Certainly there was little comprehension in 1927 that the airframe as well as the propeller would become subject to compressibility problems. Advanced pursuit planes reached speeds of only about 200 mph and it would be six or seven years later before serious speculations regarding the "500-mph airplane" would appear. A scan of the literature of the mid-twenties shows only rare suggestions of very high future speeds. (One overly sanguine prediction found in a NACA republication of a 1924 French document (ref. 21) envisioned aircraft flying at Mach 0.8 or more by 1930, including development of some wholly new but unspecified [12] type of propulsion plus appropriate new high-speed wind tunnels to support these developments.)

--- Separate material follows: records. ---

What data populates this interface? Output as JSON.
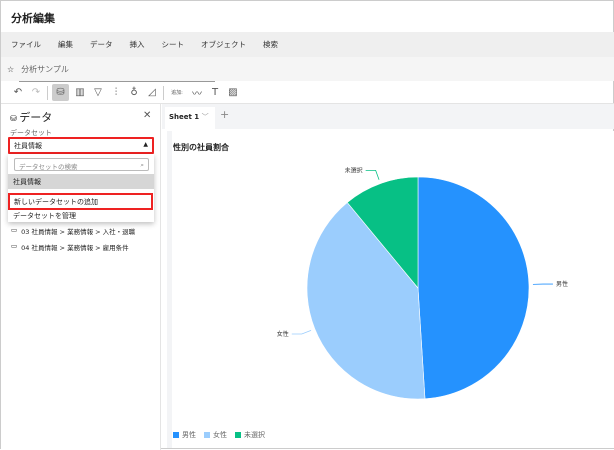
{
  "app": {
    "title": "分析編集"
  },
  "menu": [
    "ファイル",
    "編集",
    "データ",
    "挿入",
    "シート",
    "オブジェクト",
    "検索"
  ],
  "breadcrumb": {
    "name": "分析サンプル"
  },
  "toolbar": {
    "add_label": "追加:"
  },
  "panel": {
    "title": "データ",
    "dataset_label": "データセット",
    "selected": "社員情報",
    "search_placeholder": "データセットの検索",
    "options": [
      "社員情報",
      "新しいデータセットの追加",
      "データセットを管理"
    ],
    "folders": [
      "03 社員情報 > 業務情報 > 入社・退職",
      "04 社員情報 > 業務情報 > 雇用条件"
    ]
  },
  "sheet": {
    "tab": "Sheet 1"
  },
  "colors": {
    "male": "#2592fe",
    "female": "#9bcdfd",
    "unselected": "#07c085",
    "highlight": "#e22222"
  },
  "chart_data": {
    "type": "pie",
    "title": "性別の社員割合",
    "categories": [
      "男性",
      "女性",
      "未選択"
    ],
    "values": [
      49,
      40,
      11
    ],
    "legend": "bottom-left"
  }
}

The initiation of in-house NACA research in high-speed aerodynamics in 1927, coming in a period where industry pressures for such work were nonexistent (except for extending the Briggs/Dryden program to a logical conclusion), has been called an act of "great foresight" (ref. 20). More probably, the start at this particular time was a natural consequence of Jacobs' 1926 investigation of jet augmentors. This provided both the basis for Dr. Lewis' imaginative suggestion to use VDT blowdowns to actuate a "large" tunnel, and a sufficient level of interest in both men to take on such a project. Jacobs and Lewis also realized intuitively that there was a place in Langley's burgeoning stable of wind tunnels for one that could deal with high-speed problems, eliminating continued dependence on the Bureau of Standards and outside test facilities.